The assistance of women in the work of the Church goes back to the earliest time, and their uniting together for community exercises was a natural development of religious worship (Paulowski, De diaconissis comment., Ratisbon, 1866; J. Réville, Le rôle des veuves dans les communautés chrét. primitives, in Bibl. de l'Ecole des hautes études: Sciences relig. I, 231-51, Paris, 1899; Goltz, Der Dienst der Frau in den ersten christlichen Jahrhunderten, Leipzig, 1905). Rules were laid down for their guidance, but it was left for St. Augustine of Hippo to draw up the first general rule for such communities of women. It was written in the year 423 and was addressed to Felicitas, Superioress of the Monastery of Hippo, and to Rusticus, the priest whom St. Augustine had appointed to have charge of the nuns ( Migne, P. L., XXXIII, 958- 65). Towards the close of the eighth century the title of canoness is found for the first time, and it was given to these communities of women who, while they professed a common life, yet did not carry out to its full extent the original Rule of St. Augustine (sanctimoniales quæ se canonicas vocant, Council of Châlons, 813, can. 53; see the second book of De Institutione sanctimonialium, Council of Aachen, 816 or 817, and Hefele, Conciliengeschichte, IV, 17 sqq.). These canonesses were practically an imitation of the chapters of canons regular which had then recently been received through the introduction of the "Regula vitæ communis" of St. Chrodegang of Metz. The canonesses took but two vows, chastity and obedience. Their superiors were known as abbesses, often held princely rank and had feudal jurisdiction. The occupations of the canonesses consisted in the recitation of the Divine Office, the care of the church vestments, and the education of the young, particularly the daughters of the nobility. The number of these communities multiplied very rapidly; but as all who entered did not do so from a spirit that was entirely religious, there soon came differences in the observance of the rule, whence the distinction between regular canonesses and secular canonesses. (See Ducange, Glossarium med. et infimæ Latinitatis, s. v. Canonicæ Jacques de Vitry, Hist. Occid. II, 31; Bonif. VIII, in Lib. Sext. C. 43, § 5 de elect. I, 6; Extrav. Comm. III, 9 de relig. dom.) Some abbeys of these latter still exist, a few Catholic and several Protestant establishments (in Hanover alone there are seventeen), and many of them hold large properties. This is explained by the fact that the secular canonesses were mainly recruited from noble families, particularly in Germany, and, when the Reformation passed over the land, gave up the Catholic Faith. The regular canonesses, for the most part, follow the Rule of St. Augustine , but local circumstances have been the means of introducing various changes in details. Formerly all houses of a particular observance were united under and governed by one head. At the present day each convent is governed by a distinct superioress. The canonesses regular best known in English speaking countries are the Canonesses Regular of St. Augustine and the Canonesses Regular of the Holy Sepulchre . They are strictly enclosed, take the vows of poverty, chastity, and obedience, and are bound to the daily choral recitation of the Divine Office.

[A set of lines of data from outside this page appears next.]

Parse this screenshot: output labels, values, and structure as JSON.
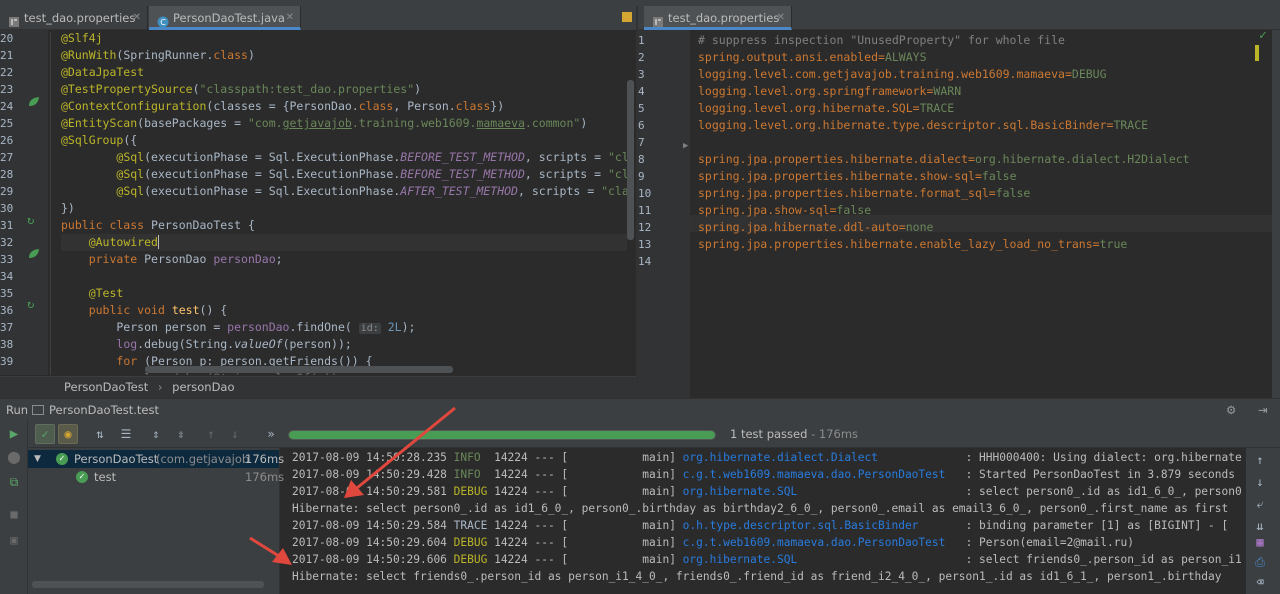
{
  "left_tabs": [
    {
      "label": "test_dao.properties",
      "active": false
    },
    {
      "label": "PersonDaoTest.java",
      "active": true
    }
  ],
  "right_tabs": [
    {
      "label": "test_dao.properties",
      "active": true
    }
  ],
  "java_editor": {
    "line_numbers": [
      "20",
      "21",
      "22",
      "23",
      "24",
      "25",
      "26",
      "27",
      "28",
      "29",
      "30",
      "31",
      "32",
      "33",
      "34",
      "35",
      "36",
      "37",
      "38",
      "39"
    ],
    "breadcrumb": [
      "PersonDaoTest",
      "personDao"
    ]
  },
  "props_editor": {
    "line_numbers": [
      "1",
      "2",
      "3",
      "4",
      "5",
      "6",
      "7",
      "8",
      "9",
      "10",
      "11",
      "12",
      "13",
      "14"
    ],
    "lines": [
      {
        "key": "",
        "val": "",
        "comment": "# suppress inspection \"UnusedProperty\" for whole file"
      },
      {
        "key": "spring.output.ansi.enabled",
        "val": "ALWAYS"
      },
      {
        "key": "logging.level.com.getjavajob.training.web1609.mamaeva",
        "val": "DEBUG"
      },
      {
        "key": "logging.level.org.springframework",
        "val": "WARN"
      },
      {
        "key": "logging.level.org.hibernate.SQL",
        "val": "TRACE"
      },
      {
        "key": "logging.level.org.hibernate.type.descriptor.sql.BasicBinder",
        "val": "TRACE"
      },
      {
        "key": "",
        "val": ""
      },
      {
        "key": "spring.jpa.properties.hibernate.dialect",
        "val": "org.hibernate.dialect.H2Dialect"
      },
      {
        "key": "spring.jpa.properties.hibernate.show-sql",
        "val": "false"
      },
      {
        "key": "spring.jpa.properties.hibernate.format_sql",
        "val": "false"
      },
      {
        "key": "spring.jpa.show-sql",
        "val": "false"
      },
      {
        "key": "spring.jpa.hibernate.ddl-auto",
        "val": "none"
      },
      {
        "key": "spring.jpa.properties.hibernate.enable_lazy_load_no_trans",
        "val": "true"
      },
      {
        "key": "",
        "val": ""
      }
    ]
  },
  "run_panel": {
    "run_label": "Run",
    "config_name": "PersonDaoTest.test",
    "status": "1 test passed",
    "status_time": "- 176ms",
    "progress": 1.0,
    "tree": [
      {
        "label": "PersonDaoTest",
        "sub": "(com.getjavajob",
        "time": "176ms"
      },
      {
        "label": "test",
        "sub": "",
        "time": "176ms"
      }
    ]
  },
  "console": [
    {
      "ts": "2017-08-09 14:50:28.235",
      "lvl": "INFO ",
      "pid": "14224",
      "thread": "[           main]",
      "logger": "org.hibernate.dialect.Dialect            ",
      "msg": ": HHH000400: Using dialect: org.hibernate"
    },
    {
      "ts": "2017-08-09 14:50:29.428",
      "lvl": "INFO ",
      "pid": "14224",
      "thread": "[           main]",
      "logger": "c.g.t.web1609.mamaeva.dao.PersonDaoTest  ",
      "msg": ": Started PersonDaoTest in 3.879 seconds"
    },
    {
      "ts": "2017-08-09 14:50:29.581",
      "lvl": "DEBUG",
      "pid": "14224",
      "thread": "[           main]",
      "logger": "org.hibernate.SQL                        ",
      "msg": ": select person0_.id as id1_6_0_, person0"
    },
    {
      "raw": "Hibernate: select person0_.id as id1_6_0_, person0_.birthday as birthday2_6_0_, person0_.email as email3_6_0_, person0_.first_name as first"
    },
    {
      "ts": "2017-08-09 14:50:29.584",
      "lvl": "TRACE",
      "pid": "14224",
      "thread": "[           main]",
      "logger": "o.h.type.descriptor.sql.BasicBinder      ",
      "msg": ": binding parameter [1] as [BIGINT] - ["
    },
    {
      "ts": "2017-08-09 14:50:29.604",
      "lvl": "DEBUG",
      "pid": "14224",
      "thread": "[           main]",
      "logger": "c.g.t.web1609.mamaeva.dao.PersonDaoTest  ",
      "msg": ": Person(email=2@mail.ru)"
    },
    {
      "ts": "2017-08-09 14:50:29.606",
      "lvl": "DEBUG",
      "pid": "14224",
      "thread": "[           main]",
      "logger": "org.hibernate.SQL                        ",
      "msg": ": select friends0_.person_id as person_i1"
    },
    {
      "raw": "Hibernate: select friends0_.person_id as person_i1_4_0_, friends0_.friend_id as friend_i2_4_0_, person1_.id as id1_6_1_, person1_.birthday"
    }
  ],
  "colors": {
    "accent": "#4a88c7",
    "success": "#499c54",
    "arrow": "#e0483e"
  }
}
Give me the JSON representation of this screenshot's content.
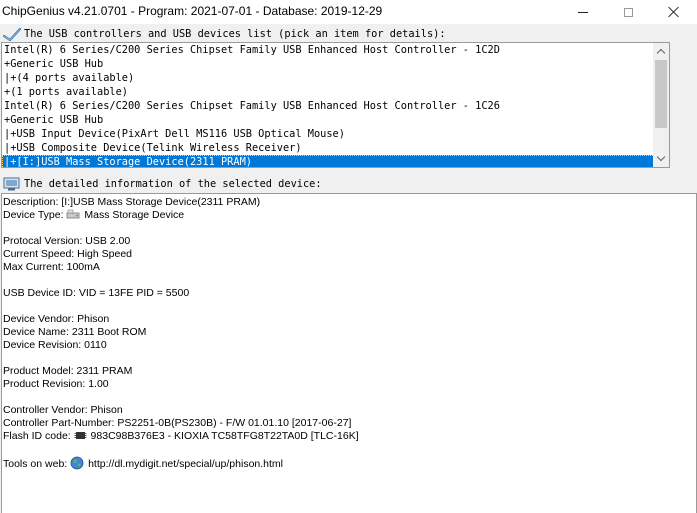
{
  "window": {
    "title": "ChipGenius v4.21.0701 - Program: 2021-07-01 - Database: 2019-12-29"
  },
  "device_list": {
    "header": "The USB controllers and USB devices list (pick an item for details):",
    "items": [
      "Intel(R) 6 Series/C200 Series Chipset Family USB Enhanced Host Controller - 1C2D",
      "+Generic USB Hub",
      "|+(4 ports available)",
      "+(1 ports available)",
      "Intel(R) 6 Series/C200 Series Chipset Family USB Enhanced Host Controller - 1C26",
      "+Generic USB Hub",
      "|+USB Input Device(PixArt Dell MS116 USB Optical Mouse)",
      "|+USB Composite Device(Telink Wireless Receiver)",
      "|+[I:]USB Mass Storage Device(2311 PRAM)"
    ],
    "selected_index": 8
  },
  "details": {
    "header": "The detailed information of the selected device:",
    "description": "Description: [I:]USB Mass Storage Device(2311 PRAM)",
    "device_type_label": "Device Type:",
    "device_type_value": "Mass Storage Device",
    "protocol_version": "Protocal Version: USB 2.00",
    "current_speed": "Current Speed: High Speed",
    "max_current": "Max Current: 100mA",
    "usb_device_id": "USB Device ID: VID = 13FE PID = 5500",
    "device_vendor": "Device Vendor: Phison",
    "device_name": "Device Name: 2311 Boot ROM",
    "device_revision": "Device Revision: 0110",
    "product_model": "Product Model: 2311 PRAM",
    "product_revision": "Product Revision: 1.00",
    "controller_vendor": "Controller Vendor: Phison",
    "controller_part_number": "Controller Part-Number: PS2251-0B(PS230B) - F/W 01.01.10 [2017-06-27]",
    "flash_id_label": "Flash ID code:",
    "flash_id_value": "983C98B376E3 - KIOXIA TC58TFG8T22TA0D [TLC-16K]",
    "tools_label": "Tools on web:",
    "tools_url": "http://dl.mydigit.net/special/up/phison.html"
  }
}
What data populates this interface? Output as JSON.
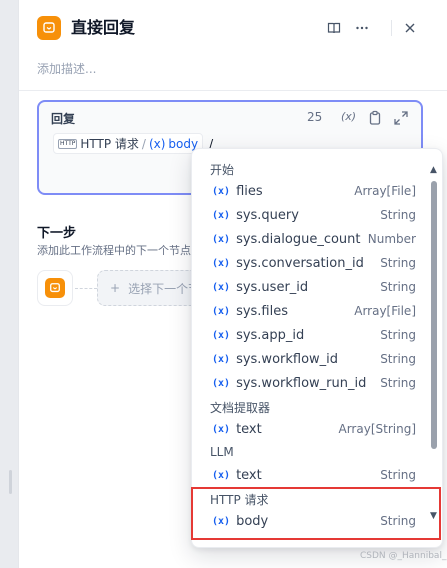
{
  "header": {
    "title": "直接回复",
    "description_placeholder": "添加描述..."
  },
  "editor": {
    "label": "回复",
    "char_count": "25",
    "var_button": "(x)",
    "content": {
      "node_tag": "HTTP",
      "node_name": "HTTP 请求",
      "separator": "/",
      "var_prefix": "(x)",
      "field": "body",
      "typed": "/"
    }
  },
  "next_step": {
    "title": "下一步",
    "description": "添加此工作流程中的下一个节点",
    "select_label": "选择下一个节点"
  },
  "dropdown": {
    "sections": [
      {
        "name": "开始",
        "items": [
          {
            "name": "flies",
            "type": "Array[File]"
          },
          {
            "name": "sys.query",
            "type": "String"
          },
          {
            "name": "sys.dialogue_count",
            "type": "Number"
          },
          {
            "name": "sys.conversation_id",
            "type": "String"
          },
          {
            "name": "sys.user_id",
            "type": "String"
          },
          {
            "name": "sys.files",
            "type": "Array[File]"
          },
          {
            "name": "sys.app_id",
            "type": "String"
          },
          {
            "name": "sys.workflow_id",
            "type": "String"
          },
          {
            "name": "sys.workflow_run_id",
            "type": "String"
          }
        ]
      },
      {
        "name": "文档提取器",
        "items": [
          {
            "name": "text",
            "type": "Array[String]"
          }
        ]
      },
      {
        "name": "LLM",
        "items": [
          {
            "name": "text",
            "type": "String"
          }
        ]
      },
      {
        "name": "HTTP 请求",
        "items": [
          {
            "name": "body",
            "type": "String"
          }
        ]
      }
    ],
    "var_prefix": "(x)"
  },
  "watermark": "CSDN @_Hannibal_",
  "colors": {
    "accent": "#155eef",
    "node_orange": "#f79009",
    "editor_border": "#7e8cf6",
    "highlight": "#e53935"
  }
}
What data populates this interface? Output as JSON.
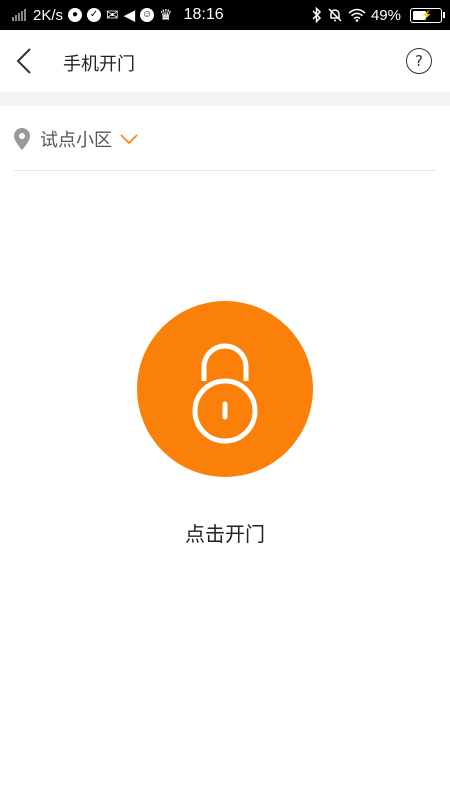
{
  "status_bar": {
    "speed": "2K/s",
    "time": "18:16",
    "battery_percent": "49%",
    "battery_level": 0.49
  },
  "header": {
    "title": "手机开门",
    "help_label": "?"
  },
  "community": {
    "name": "试点小区"
  },
  "unlock": {
    "label": "点击开门"
  },
  "colors": {
    "accent": "#fb8009",
    "status_bar_bg": "#000000"
  },
  "icons": [
    "signal-icon",
    "bluetooth-icon",
    "bell-mute-icon",
    "wifi-icon",
    "battery-icon",
    "back-arrow-icon",
    "help-icon",
    "location-pin-icon",
    "chevron-down-icon",
    "lock-icon"
  ]
}
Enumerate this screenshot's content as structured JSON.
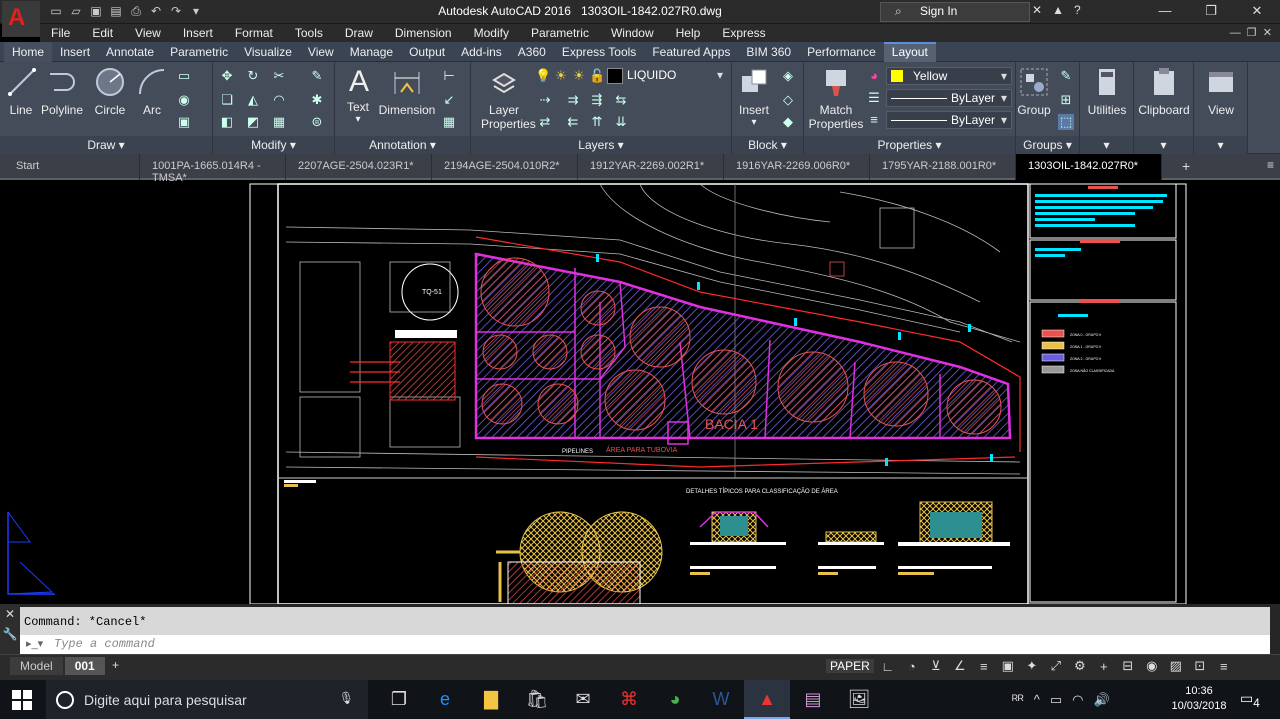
{
  "titlebar": {
    "app": "Autodesk AutoCAD 2016",
    "file": "1303OIL-1842.027R0.dwg",
    "sign_in": "Sign In"
  },
  "menu": [
    "File",
    "Edit",
    "View",
    "Insert",
    "Format",
    "Tools",
    "Draw",
    "Dimension",
    "Modify",
    "Parametric",
    "Window",
    "Help",
    "Express"
  ],
  "ribbon_tabs": [
    "Home",
    "Insert",
    "Annotate",
    "Parametric",
    "Visualize",
    "View",
    "Manage",
    "Output",
    "Add-ins",
    "A360",
    "Express Tools",
    "Featured Apps",
    "BIM 360",
    "Performance",
    "Layout"
  ],
  "ribbon_active": "Home",
  "ribbon_selected": "Layout",
  "draw": {
    "title": "Draw",
    "line": "Line",
    "polyline": "Polyline",
    "circle": "Circle",
    "arc": "Arc"
  },
  "modify": {
    "title": "Modify"
  },
  "annotation": {
    "title": "Annotation",
    "text": "Text",
    "dimension": "Dimension"
  },
  "layers": {
    "title": "Layers",
    "layer_properties": "Layer Properties",
    "current_layer": "LIQUIDO"
  },
  "block": {
    "title": "Block",
    "insert": "Insert"
  },
  "properties": {
    "title": "Properties",
    "match": "Match Properties",
    "color": "Yellow",
    "linetype": "ByLayer",
    "lineweight": "ByLayer",
    "color_hex": "#ffff00"
  },
  "groups": {
    "title": "Groups",
    "group": "Group"
  },
  "utilities": {
    "label": "Utilities"
  },
  "clipboard": {
    "label": "Clipboard"
  },
  "view": {
    "label": "View"
  },
  "doc_tabs": [
    "Start",
    "1001PA-1665.014R4 - TMSA*",
    "2207AGE-2504.023R1*",
    "2194AGE-2504.010R2*",
    "1912YAR-2269.002R1*",
    "1916YAR-2269.006R0*",
    "1795YAR-2188.001R0*",
    "1303OIL-1842.027R0*"
  ],
  "drawing": {
    "basin_label": "BACIA 1",
    "area_label": "ÁREA  PARA  TUBOVIA",
    "pipelines": "PIPELINES",
    "tank_label": "TQ-51",
    "details_title": "DETALHES TÍPICOS PARA CLASSIFICAÇÃO DE ÁREA",
    "legend": [
      {
        "label": "ZONA 0 - GRUPO II",
        "color": "#e9524f"
      },
      {
        "label": "ZONA 1 - GRUPO II",
        "color": "#e8c14a"
      },
      {
        "label": "ZONA 2 - GRUPO II",
        "color": "#6b5fe0"
      },
      {
        "label": "ZONA NÃO CLASSIFICADA",
        "color": "#999999"
      }
    ]
  },
  "command": {
    "history": "Command: *Cancel*",
    "placeholder": "Type a command"
  },
  "layout_tabs": [
    "Model",
    "001"
  ],
  "status": {
    "paper": "PAPER"
  },
  "taskbar": {
    "search": "Digite aqui para pesquisar",
    "time": "10:36",
    "date": "10/03/2018",
    "notifications": "4"
  }
}
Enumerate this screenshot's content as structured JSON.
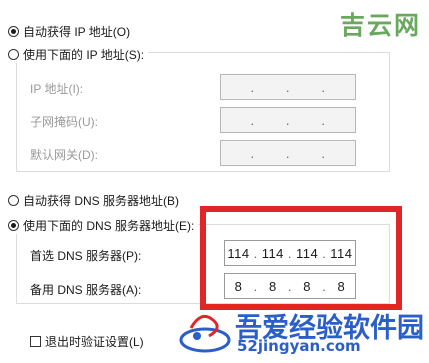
{
  "ip_section": {
    "auto_ip_label": "自动获得 IP 地址(O)",
    "manual_ip_label": "使用下面的 IP 地址(S):",
    "ip_address_label": "IP 地址(I):",
    "subnet_mask_label": "子网掩码(U):",
    "gateway_label": "默认网关(D):",
    "empty_octet": "",
    "dot": "."
  },
  "dns_section": {
    "auto_dns_label": "自动获得 DNS 服务器地址(B)",
    "manual_dns_label": "使用下面的 DNS 服务器地址(E):",
    "preferred_label": "首选 DNS 服务器(P):",
    "alternate_label": "备用 DNS 服务器(A):",
    "preferred_octets": [
      "114",
      "114",
      "114",
      "114"
    ],
    "alternate_octets": [
      "8",
      "8",
      "8",
      "8"
    ],
    "dot": "."
  },
  "validate_label": "退出时验证设置(L)",
  "watermarks": {
    "top": "吉云网",
    "bottom_text": "吾爱经验软件园",
    "bottom_url": "52jingyan.com"
  },
  "colors": {
    "highlight_frame": "#e02626",
    "watermark_green": "#4e9b43",
    "watermark_blue": "#2a5ec9"
  },
  "selection": {
    "ip_mode": "auto",
    "dns_mode": "manual",
    "validate_on_exit": false
  }
}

The Catholic Encyclopedia is the most comprehensive resource on Catholic teaching, history, and information ever gathered in all of human history. This easy-to-search online version was originally printed between 1907 and 1912 in fifteen hard copy volumes.
Designed to present its readers with the full body of Catholic teaching, the Encyclopedia contains not only precise statements of what the Church has defined, but also an impartial record of different views of acknowledged authority on all disputed questions, national, political or factional. In the determination of the truth the most recent and acknowledged scientific methods are employed, and the results of the latest research in theology, philosophy, history, apologetics, archaeology, and other sciences are given careful consideration.
No one who is interested in human history, past and present, can ignore the Catholic Church, either as an institution which has been the central figure in the civilized world for nearly two thousand years, decisively affecting its destinies, religious, literary, scientific, social and political, or as an existing power whose influence and activity extend to every part of the globe. In the past century the Church has grown both extensively and intensively among English-speaking peoples. Their living interests demand that they should have the means of informing themselves about this vast institution, which, whether they are Catholics or not, affects their fortunes and their destiny.
Copyright © Catholic Encyclopedia. Robert Appleton Company New York, NY. Volume 1: 1907; Volume 2: 1907; Volume 3: 1908; Volume 4: 1908; Volume 5: 1909; Volume 6: 1909; Volume 7: 1910; Volume 8: 1910; Volume 9: 1910; Volume 10: 1911; Volume 11: - 1911; Volume 12: - 1911; Volume 13: - 1912; Volume 14: 1912; Volume 15: 1912
Catholic Online Catholic Encyclopedia Digital version Compiled and Copyright © Catholic Online